Maybelline Great Lash Waterproof Mascara, Very Black, 0.43 fl. Oz. ($4)
Year after year, this mascara is voted by fashion magazines as the best drugstore buy. It comes in both a washable variety and waterproof one, for those teary moments — and it’s a third of the price of any mascara you’ll find at MAC or Sephora. It’s so versatile you can create both a 1950’s cat eye and a 1990’s grunge look with minimal effort.

NYX Cosmetics Soft Matte Lip Cream Transylvania ($7)
Whether you need a bold or a neutral, this matte color is perfect for period shows, “no makeup” makeup, and any other time you don’t want sheen. It stays in place during mealtime, and only costs $7.

Physicians Formula Organic Wear 100% Natural Origin 2-in-1 Bronzer & Blush – Pink Rose – 0.3 oz ($20)
The most expensive item on the list, at just over $20, this compact is half brozer and half blush, perfect for contouring. Plus, it comes as a duo compact – meaning, you’re saving space, which is every actor’s dream when your dressing station is too cramped to fit your makeup arsenal. If you’re still a little confused about contouring, especially natural contouring for headshots and auditions, check out this video: https://youtu.be/LntDfujXopY

Maybelline New York Eye Studio Lasting Drama Gel Eyeliner, Blackest Black, 0.106 oz. ($8)
Similar to the coveted Bobbi Brown gel liner, this stuff will stay put on your lids throughout a two-show day. Plus, gel liner is the perfect hybrid, letting you achieve both the effects of a liquid and a pencil, which saves you space and product!

These six items are a great start to any actor kit, along with baby wipes, makeup wipes, q-tips, chapstick, and cotton balls. While sponges are the cheapest applicator, you’ll save in the long run by investing a little money in brushes, which you can wash and use over and over again. As for the baby wipes and makeup removers — try cutting them in half. That way you get twice the product, and don’t wind up tossing half-used wipes.

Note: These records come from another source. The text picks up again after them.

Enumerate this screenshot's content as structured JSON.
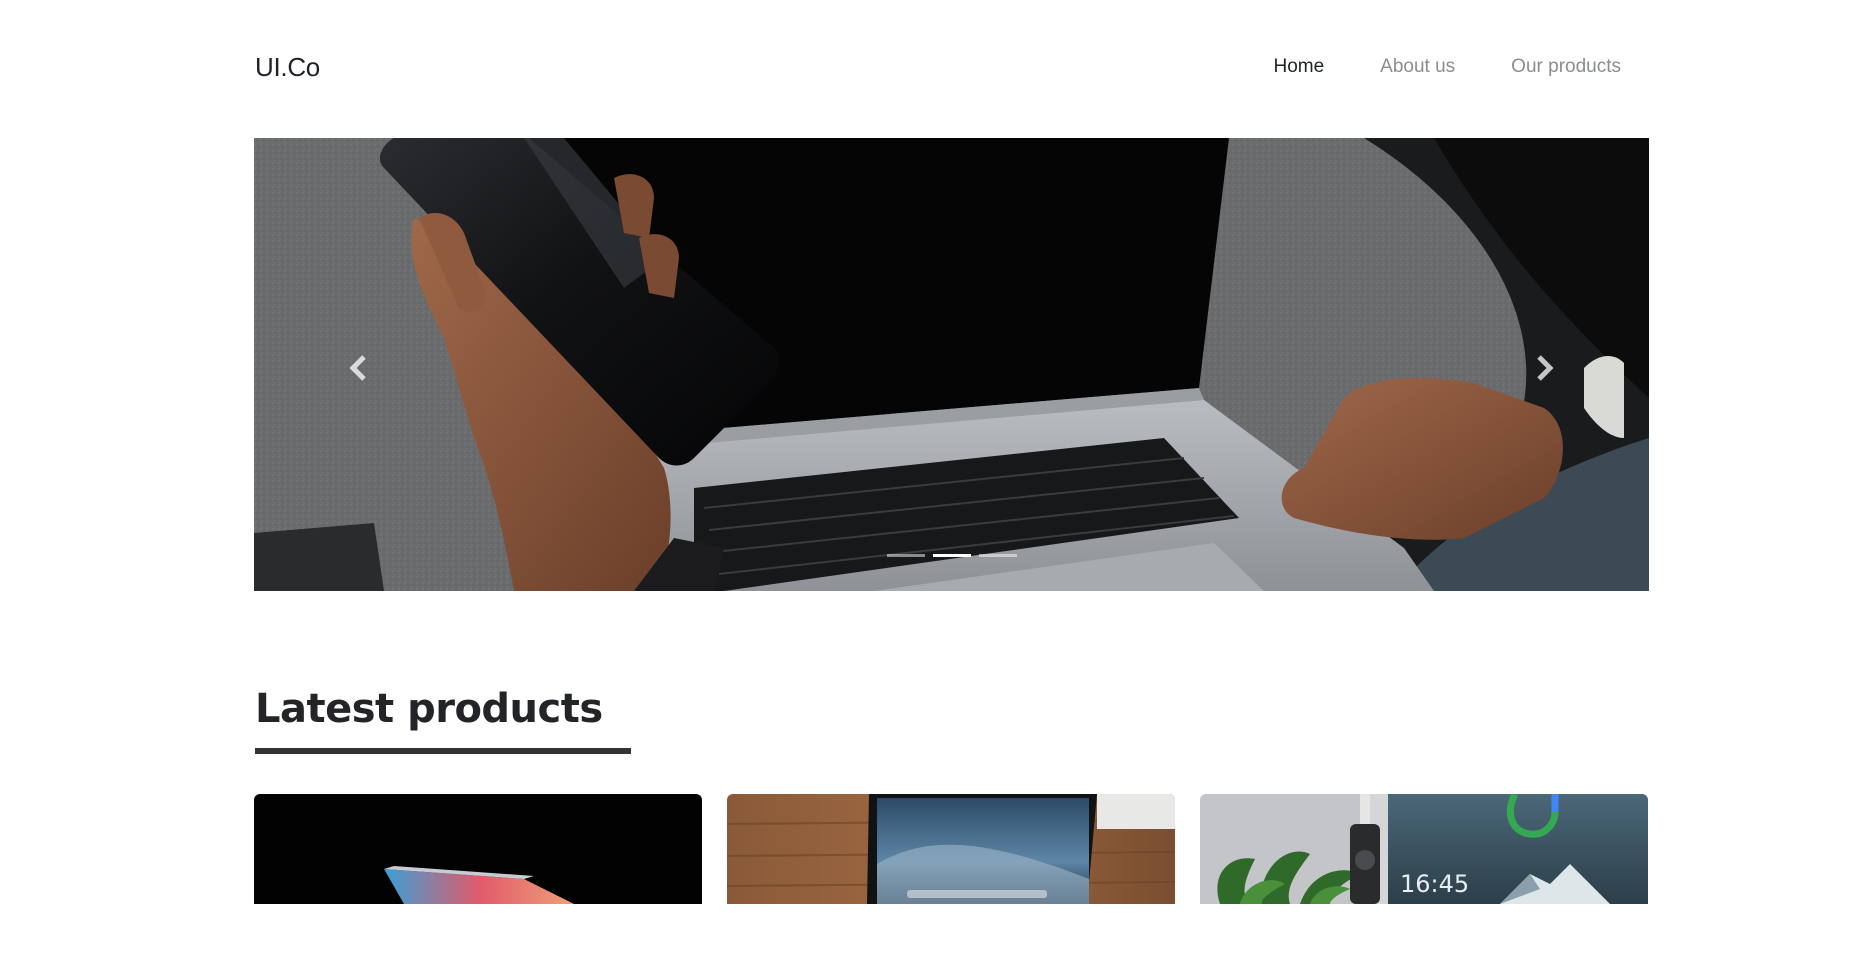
{
  "header": {
    "brand": "UI.Co",
    "nav": [
      {
        "label": "Home",
        "active": true
      },
      {
        "label": "About us",
        "active": false
      },
      {
        "label": "Our products",
        "active": false
      }
    ]
  },
  "hero": {
    "image": "person holding phone over laptop",
    "slide_count": 3,
    "active_slide": 2,
    "prev_icon": "chevron-left-icon",
    "next_icon": "chevron-right-icon"
  },
  "products": {
    "title": "Latest products",
    "cards": [
      {
        "image": "laptop on dark background"
      },
      {
        "image": "laptop on wooden desk"
      },
      {
        "image": "monitor with plant"
      }
    ]
  },
  "colors": {
    "text_dark": "#1f2229",
    "nav_inactive": "#8b8d90",
    "underline": "#333335"
  }
}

Sponges may be cheap, but they’ll absorb more makeup than they’ll deposit on your face. What a waste!
Sponges may be cheap, but they’ll absorb more makeup than they’ll deposit on your face. What a waste!

So, there you have it.  Now you’re ready to put your best face forward without breaking the bank! Plus, all of these cosmetics are great for daily use (not to mention our favorite upcoming theatrical holiday, Halloween), so no need to sequester them to your stage makeup kit!

News, thoughts, opinions and advice for the performing arts community.